HOW TO COMPLETE THIS TASK: Read the records below and report each line in which "data" occurs.

STUDY MATERIAL:
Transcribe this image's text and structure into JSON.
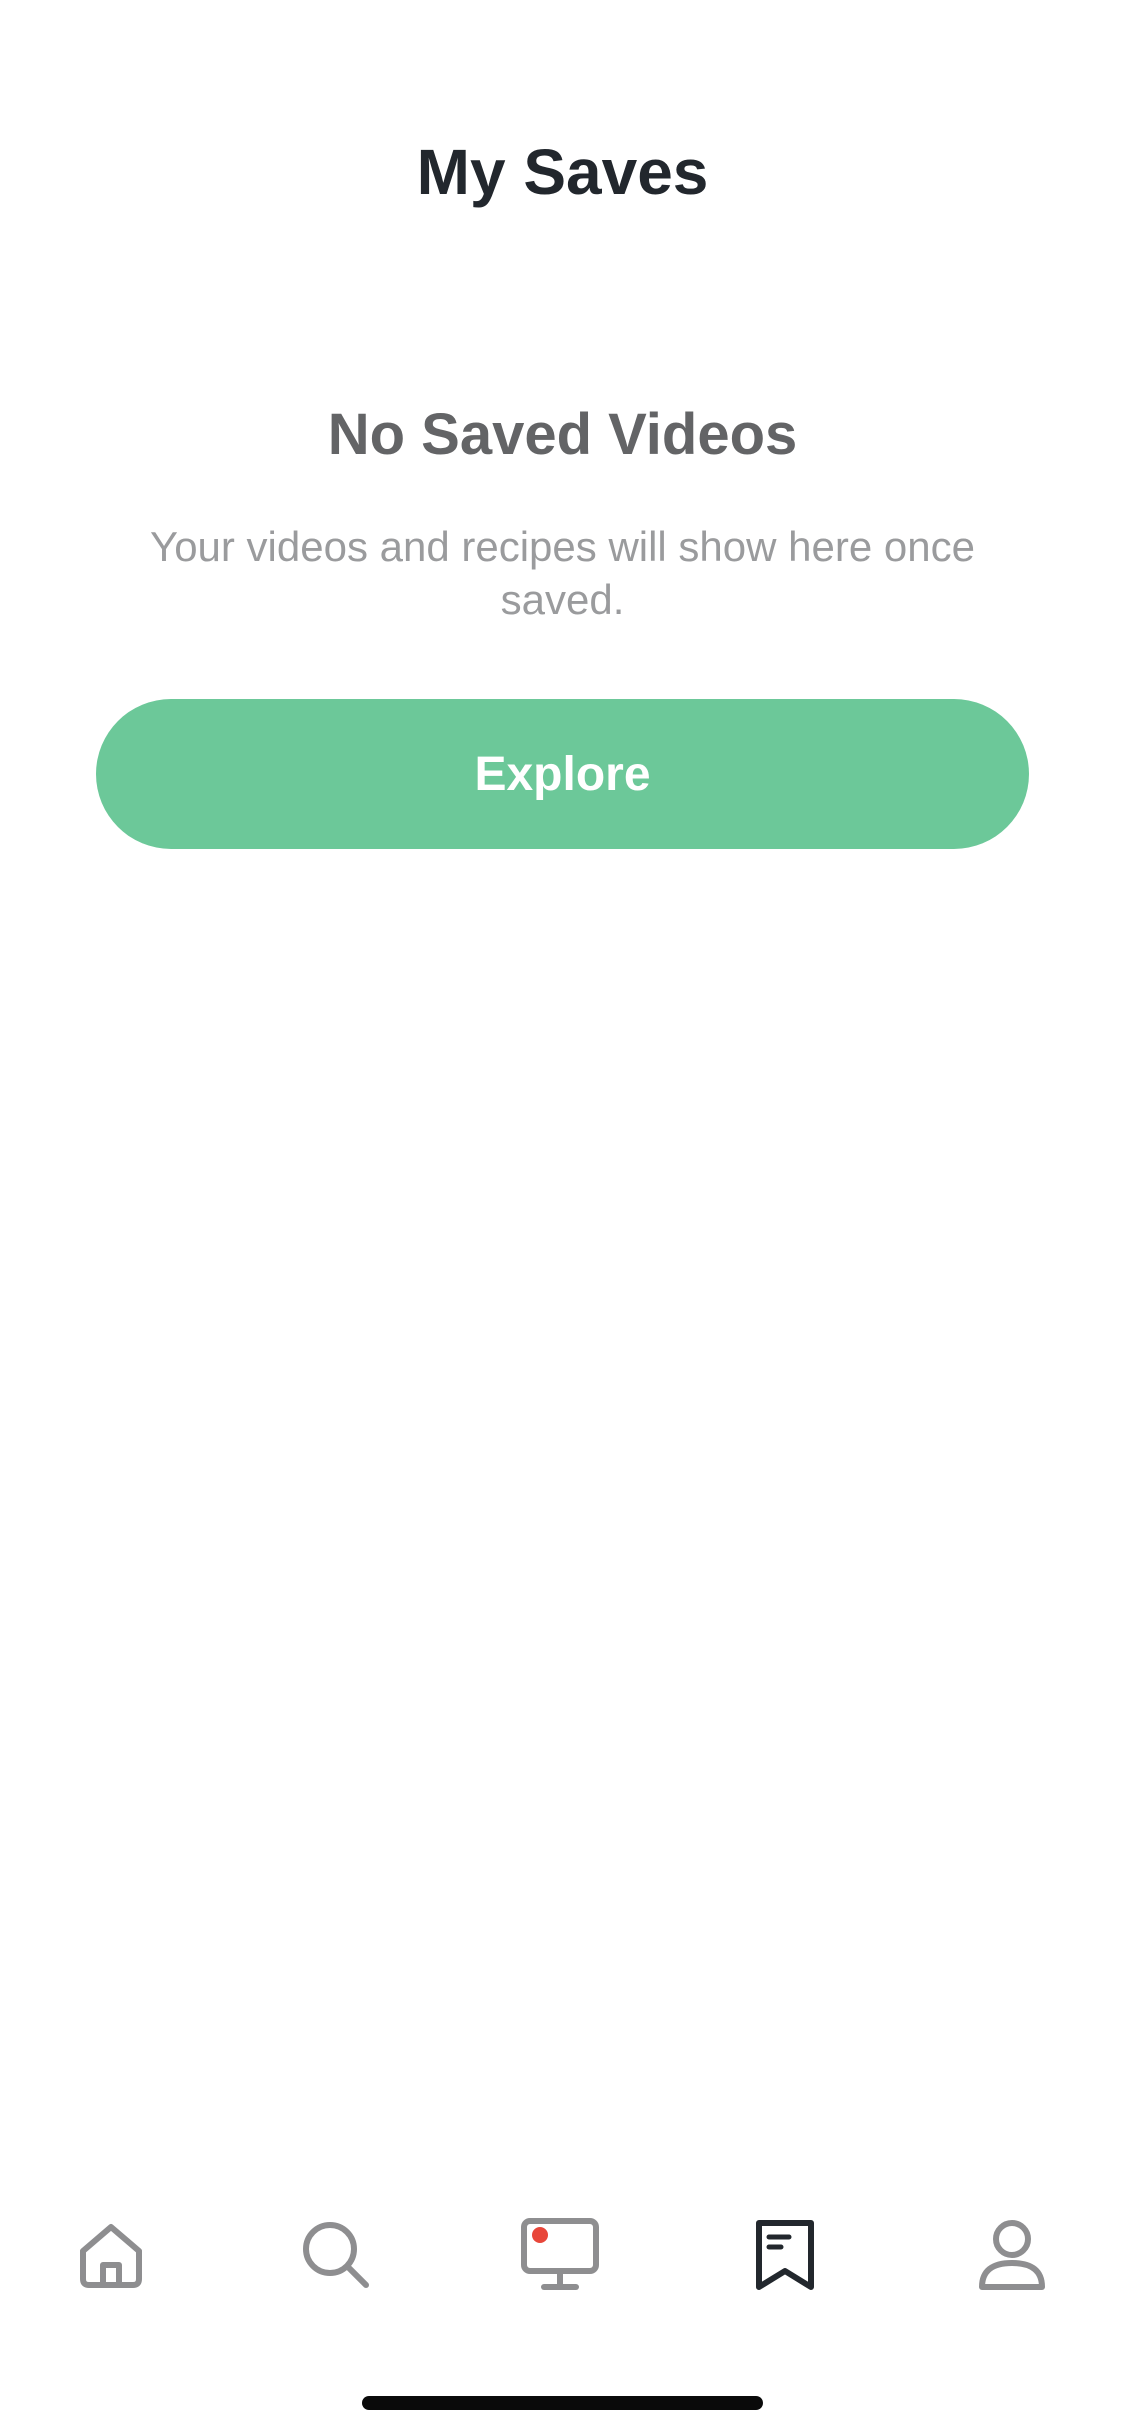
{
  "header": {
    "title": "My Saves"
  },
  "empty_state": {
    "title": "No Saved Videos",
    "message": "Your videos and recipes will show here once saved.",
    "button_label": "Explore"
  },
  "colors": {
    "accent": "#6cc899",
    "live_dot": "#e8463a",
    "tab_inactive": "#8e8e90",
    "tab_active": "#22272d"
  },
  "tab_bar": {
    "items": [
      {
        "icon": "home-icon",
        "active": false
      },
      {
        "icon": "search-icon",
        "active": false
      },
      {
        "icon": "live-tv-icon",
        "active": false
      },
      {
        "icon": "bookmark-icon",
        "active": true
      },
      {
        "icon": "profile-icon",
        "active": false
      }
    ]
  }
}
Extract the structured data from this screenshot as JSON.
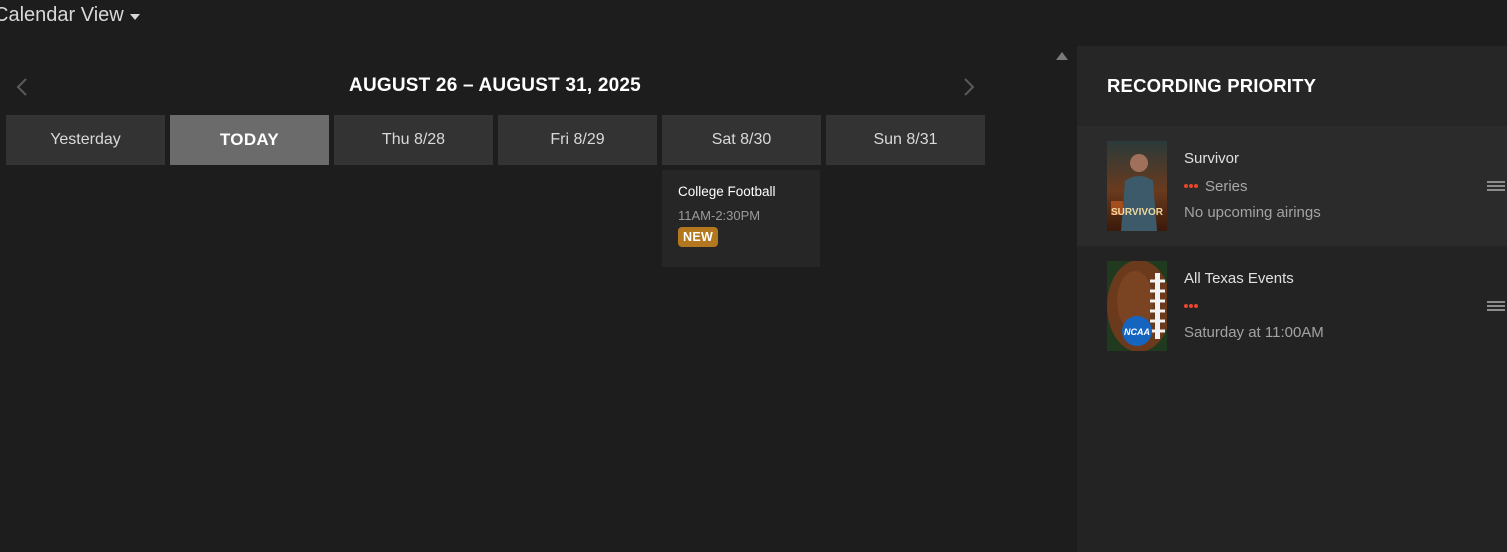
{
  "view_selector": {
    "label": "Calendar View"
  },
  "calendar": {
    "week_title": "AUGUST 26 – AUGUST 31, 2025",
    "days": [
      {
        "label": "Yesterday"
      },
      {
        "label": "TODAY"
      },
      {
        "label": "Thu 8/28"
      },
      {
        "label": "Fri 8/29"
      },
      {
        "label": "Sat 8/30"
      },
      {
        "label": "Sun 8/31"
      }
    ],
    "event": {
      "title": "College Football",
      "time": "11AM-2:30PM",
      "badge": "NEW"
    }
  },
  "recording_priority": {
    "title": "RECORDING PRIORITY",
    "items": [
      {
        "name": "Survivor",
        "type": "Series",
        "status": "No upcoming airings",
        "thumb_text": "SURVIVOR"
      },
      {
        "name": "All Texas Events",
        "type": "",
        "status": "Saturday at 11:00AM",
        "thumb_text": "NCAA"
      }
    ]
  },
  "colors": {
    "background": "#1d1d1d",
    "tab": "#333333",
    "tab_active": "#6b6b6b",
    "badge_new": "#b3781f",
    "record_icon": "#e8472b"
  },
  "icons": {
    "view_dropdown": "caret-down-icon",
    "prev": "chevron-left-icon",
    "next": "chevron-right-icon",
    "scroll": "scroll-up-icon",
    "recording": "recording-dots-icon",
    "reorder": "drag-handle-icon"
  }
}
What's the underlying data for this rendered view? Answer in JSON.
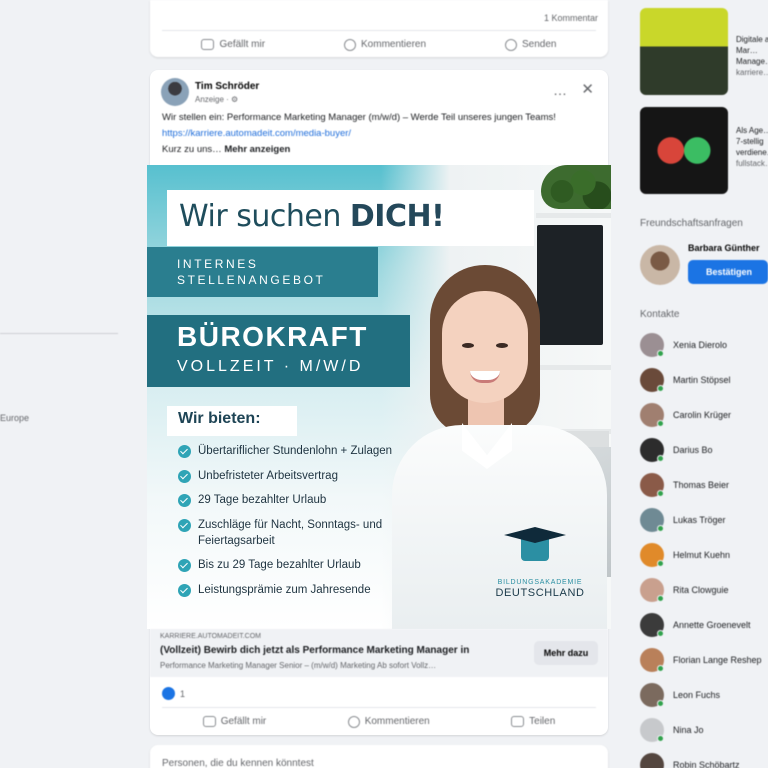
{
  "left_sidebar": {
    "items": [
      "Europe"
    ]
  },
  "prev_card": {
    "comment_count": "1 Kommentar",
    "actions": {
      "like": "Gefällt mir",
      "comment": "Kommentieren",
      "share": "Senden"
    }
  },
  "post": {
    "author": "Tim Schröder",
    "meta": "Anzeige · ⚙",
    "text": "Wir stellen ein: Performance Marketing Manager (m/w/d) – Werde Teil unseres jungen Teams!",
    "link": "https://karriere.automadeit.com/media-buyer/",
    "text_short": "Kurz zu uns…",
    "more_label": "Mehr anzeigen",
    "more_icon": "…",
    "close_icon": "✕"
  },
  "creative": {
    "title_part1": "Wir suchen ",
    "title_bold": "DICH!",
    "tag_line1": "INTERNES",
    "tag_line2": "STELLENANGEBOT",
    "job_title": "BÜROKRAFT",
    "job_sub": "VOLLZEIT · M/W/D",
    "offer_title": "Wir bieten:",
    "benefits": [
      "Übertariflicher Stundenlohn + Zulagen",
      "Unbefristeter Arbeitsvertrag",
      "29 Tage bezahlter Urlaub",
      "Zuschläge für Nacht, Sonntags- und Feiertagsarbeit",
      "Bis zu 29 Tage bezahlter Urlaub",
      "Leistungsprämie zum Jahresende"
    ],
    "logo_line1": "BILDUNGSAKADEMIE",
    "logo_line2": "DEUTSCHLAND"
  },
  "link_preview": {
    "domain": "KARRIERE.AUTOMADEIT.COM",
    "title": "(Vollzeit) Bewirb dich jetzt als Performance Marketing Manager in",
    "description": "Performance Marketing Manager Senior – (m/w/d) Marketing Ab sofort Vollz…",
    "button": "Mehr dazu"
  },
  "reactions": {
    "count": "1"
  },
  "post_actions": {
    "like": "Gefällt mir",
    "comment": "Kommentieren",
    "share": "Teilen"
  },
  "next_card": {
    "title": "Personen, die du kennen könntest"
  },
  "right": {
    "sponsored": [
      {
        "caption": "Digitale als Mar… Manage…",
        "sub": "karriere…"
      },
      {
        "caption": "Als Age… 7-stellig verdiene…",
        "sub": "fullstack…"
      }
    ],
    "requests_title": "Freundschaftsanfragen",
    "request": {
      "name": "Barbara Günther",
      "button": "Bestätigen"
    },
    "contacts_title": "Kontakte",
    "contacts": [
      {
        "name": "Xenia Dierolo",
        "color": "#9b8f93"
      },
      {
        "name": "Martin Stöpsel",
        "color": "#6a4a3a"
      },
      {
        "name": "Carolin Krüger",
        "color": "#a07f70"
      },
      {
        "name": "Darius Bo",
        "color": "#2c2c2c"
      },
      {
        "name": "Thomas Beier",
        "color": "#8a5a48"
      },
      {
        "name": "Lukas Tröger",
        "color": "#6f8a94"
      },
      {
        "name": "Helmut Kuehn",
        "color": "#e08a2a"
      },
      {
        "name": "Rita Clowguie",
        "color": "#c9a08e"
      },
      {
        "name": "Annette Groenevelt",
        "color": "#3b3b3b"
      },
      {
        "name": "Florian Lange Reshep",
        "color": "#b9805a"
      },
      {
        "name": "Leon Fuchs",
        "color": "#7b6a5e"
      },
      {
        "name": "Nina Jo",
        "color": "#c7c9cc"
      },
      {
        "name": "Robin Schöbartz",
        "color": "#54463f"
      }
    ]
  }
}
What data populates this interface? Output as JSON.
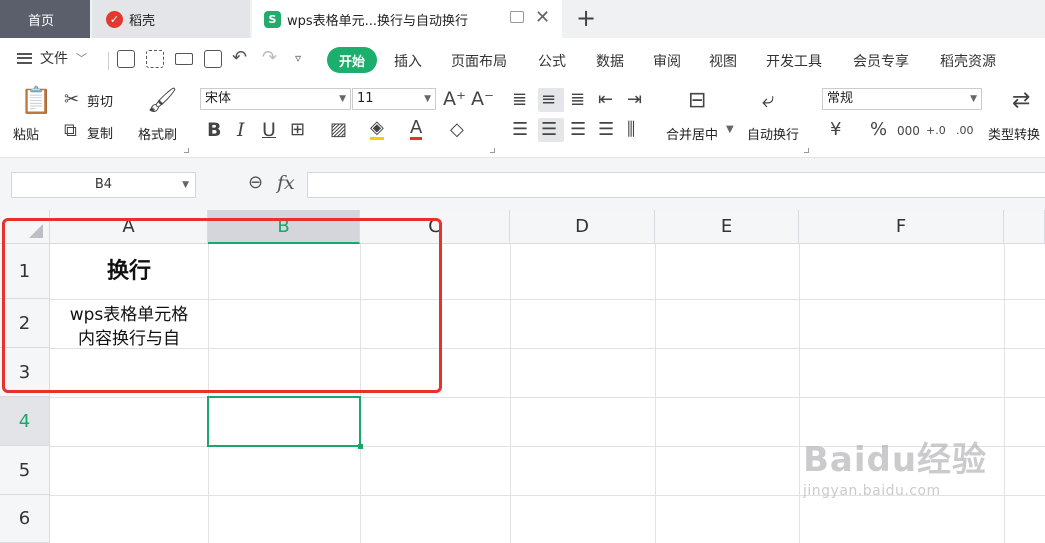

RESPONSE:
Extract the structured data from this screenshot as JSON.
What's the underlying data for this rendered view? Answer in JSON.
What data populates this interface? Output as JSON.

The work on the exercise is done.